WHAT THE EXERCISE ASKS:
Your response should consist of the records, reproduced exactly.

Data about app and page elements
------------------------------------------------------------

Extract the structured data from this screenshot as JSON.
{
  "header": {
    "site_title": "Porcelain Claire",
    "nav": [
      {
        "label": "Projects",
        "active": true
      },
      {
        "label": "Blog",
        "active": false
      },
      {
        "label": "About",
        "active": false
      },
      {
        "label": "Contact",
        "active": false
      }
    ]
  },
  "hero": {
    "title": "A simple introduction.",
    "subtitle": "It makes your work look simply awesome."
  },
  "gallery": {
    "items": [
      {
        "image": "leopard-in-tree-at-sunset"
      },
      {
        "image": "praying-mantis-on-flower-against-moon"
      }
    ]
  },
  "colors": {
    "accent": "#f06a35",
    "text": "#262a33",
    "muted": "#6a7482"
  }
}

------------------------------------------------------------

OUTPUT FOR THIS EXERCISE:
Extract the structured data from this screenshot as JSON.
{
  "header": {
    "site_title": "Porcelain Claire",
    "nav": [
      {
        "label": "Projects",
        "active": true
      },
      {
        "label": "Blog",
        "active": false
      },
      {
        "label": "About",
        "active": false
      },
      {
        "label": "Contact",
        "active": false
      }
    ]
  },
  "hero": {
    "title": "A simple introduction.",
    "subtitle": "It makes your work look simply awesome."
  },
  "gallery": {
    "items": [
      {
        "image": "leopard-in-tree-at-sunset"
      },
      {
        "image": "praying-mantis-on-flower-against-moon"
      }
    ]
  },
  "colors": {
    "accent": "#f06a35",
    "text": "#262a33",
    "muted": "#6a7482"
  }
}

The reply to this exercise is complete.